ACTION ITEM.
Out of the lines below, please list those that hold the string "this".

MATERIAL SHOWN.
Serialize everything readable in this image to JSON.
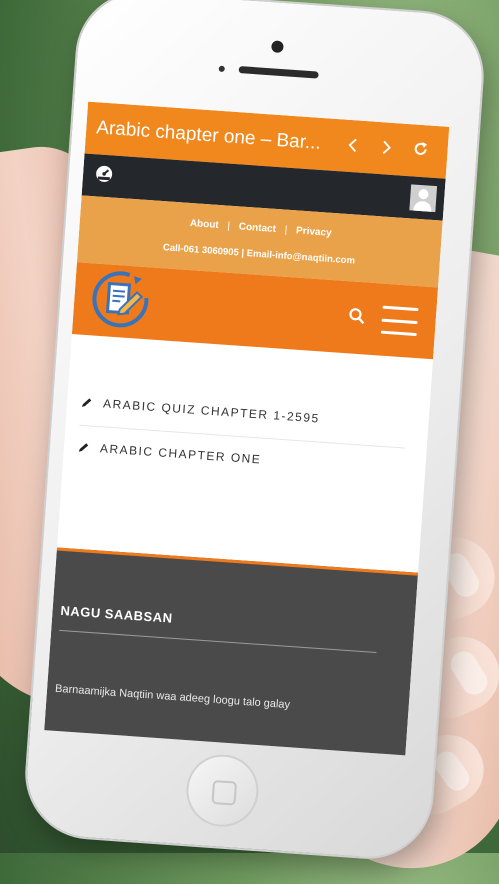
{
  "browser": {
    "title": "Arabic chapter one – Bar...",
    "back_icon": "chevron-left-icon",
    "forward_icon": "chevron-right-icon",
    "reload_icon": "reload-icon",
    "accent_color": "#f0881e"
  },
  "admin_bar": {
    "dashboard_icon": "dashboard-icon",
    "avatar_icon": "user-avatar-icon"
  },
  "top_links": {
    "items": [
      "About",
      "Contact",
      "Privacy"
    ],
    "separator": "|",
    "contact_line": "Call-061 3060905 | Email-info@naqtiin.com"
  },
  "header": {
    "logo_icon": "document-pen-logo-icon",
    "search_icon": "search-icon",
    "menu_icon": "hamburger-menu-icon",
    "accent_color": "#ef7a1c"
  },
  "content": {
    "posts": [
      {
        "icon": "pencil-icon",
        "label": "ARABIC QUIZ CHAPTER 1-2595"
      },
      {
        "icon": "pencil-icon",
        "label": "ARABIC CHAPTER ONE"
      }
    ]
  },
  "footer": {
    "heading": "NAGU SAABSAN",
    "text": "Barnaamijka Naqtiin waa adeeg loogu talo galay"
  }
}
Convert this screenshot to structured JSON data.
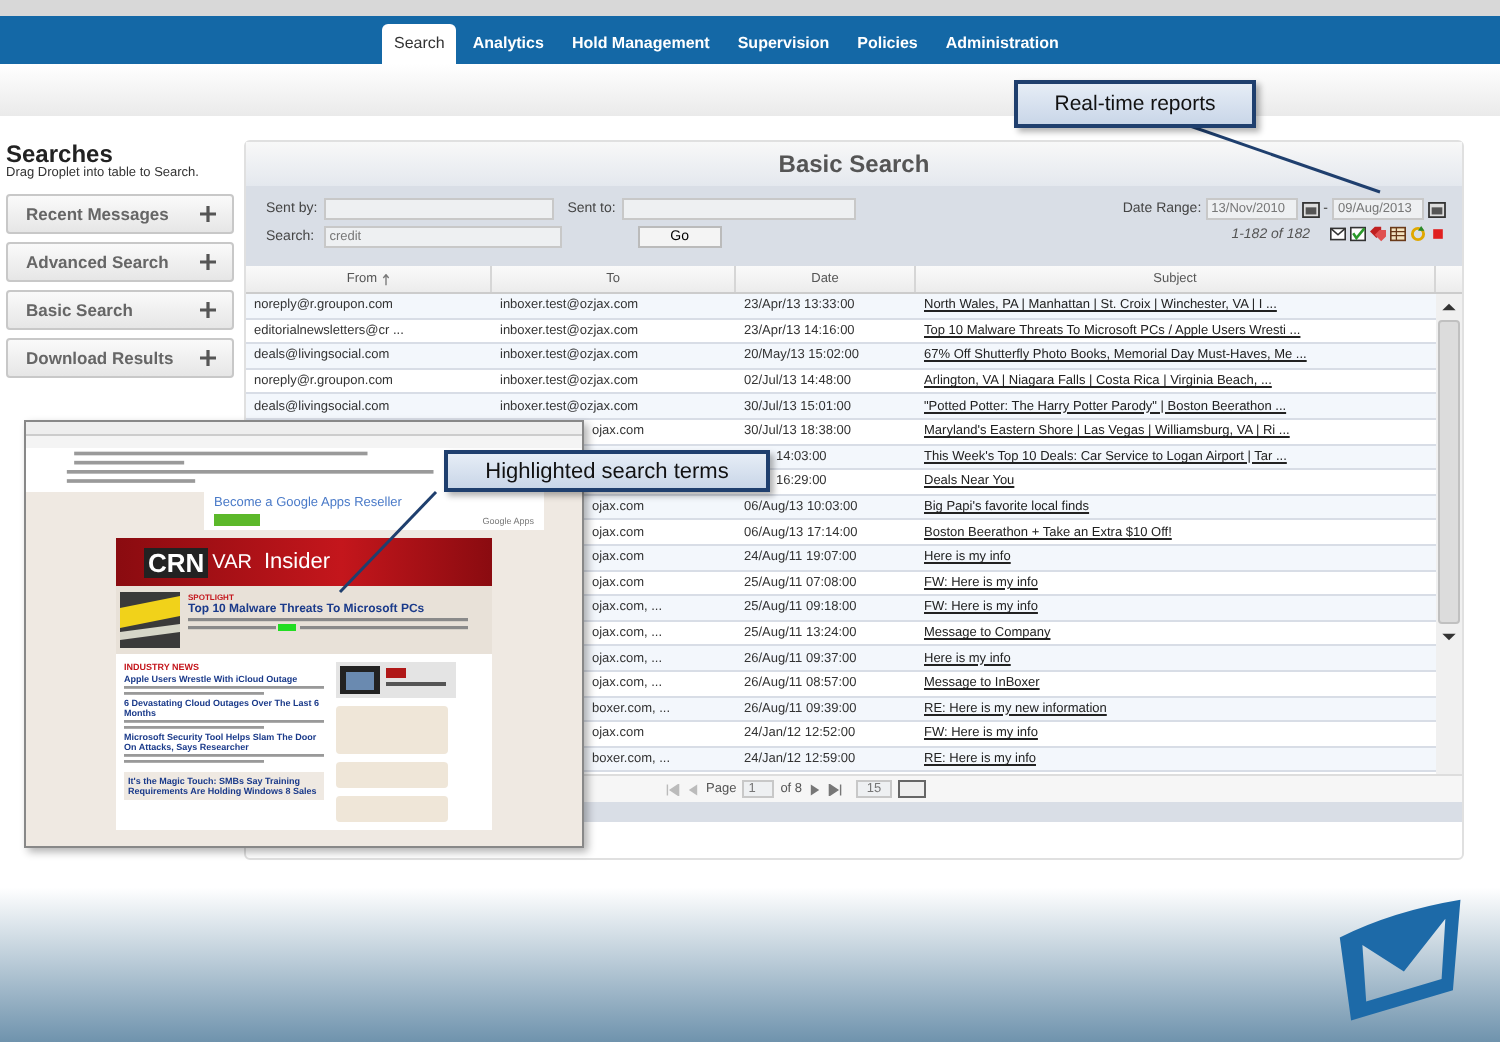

REPLY TO THE EXERCISE.
Serialize everything readable in this image to JSON.
Convert this screenshot to structured JSON data.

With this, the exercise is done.